- Anorexia nervosa has an increased prevalence in women of childbearing age. According to the study authors, up to one in 200 pregnant women will have the disease.
- 5% of patients with anorexia die from it.
“Many principles developed for the treatment of anorexia nervosa in adults are applicable during pregnancy but require modification and adaptation to the physiological, psychological, and social changes of pregnancy. Growth and well-being of the fetus must also be considered.”believe scientists from the University of Monash, Australia, who have just published a study on the management of anorexia in pregnant women, published in the journal The Lancet Psychiatry.
Risks for the expectant mother and the baby
Anorexia is an eating disorder characterized by severe and voluntary food deprivation lasting several months and/or years. Very often it is associated with psychological problems. In the case of pregnancy, anorexia can become very dangerous for both the expectant mother and the baby. For the pregnant woman there is a risk of nutritional and vitamin deficiencies, underweight, increased stress as well as depression and/or fear of childbirth. The baby may also be underweight, premature, or stillborn. Although the consequences of this eating disorder are serious, until now doctors have not had any clear recommendations on how to treat it during pregnancy.
A multidisciplinary approach
Australian researchers have therefore conducted research to find out what advice should be given to healthcare professionals. “The management of anorexia nervosa requires a multidisciplinary team approach with expertise in mental health, specialty medical care and dietetics. During pregnancy, obstetricians, particularly those who manage high-risk pregnancies, physicians and nutritionists specializing in pregnancy, pediatricians and psychiatrists specializing in obstetrics” should all be involved in the treatment of anorexia, they stress.
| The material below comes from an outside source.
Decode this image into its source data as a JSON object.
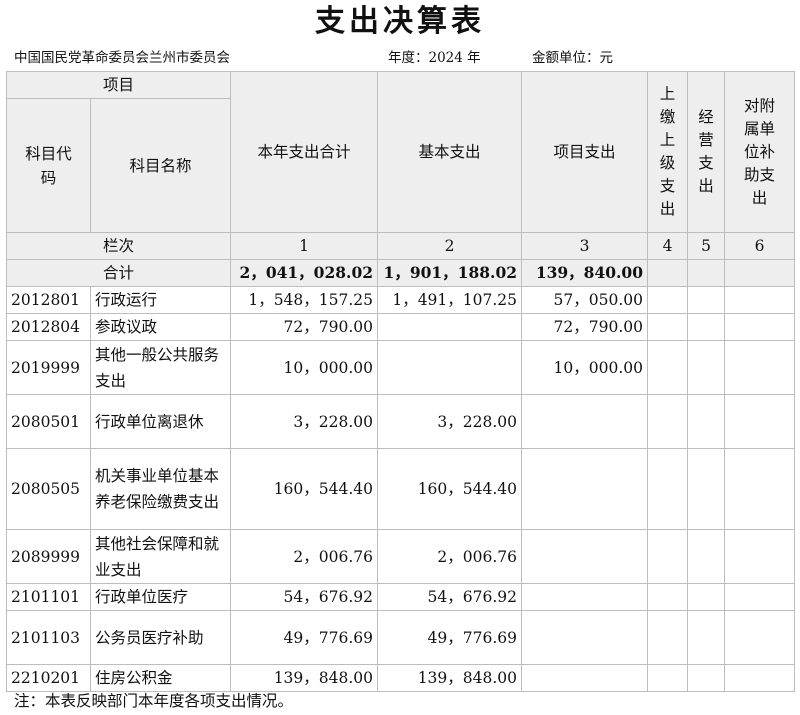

The authors believe that the care provided must relate to mental, obstetric, medical, and nutritional health. “Measurements used outside of pregnancy, such as body mass index, have not been shown to be meaningful during pregnancy. It is clear that the assessment and surveillance measures and tools for anorexia nervosa associated with pregnancy need to be modified.” says Megan Galbally, one of the authors of the study. In other words, all health professionals specializing in monitoring pregnant women must be involved.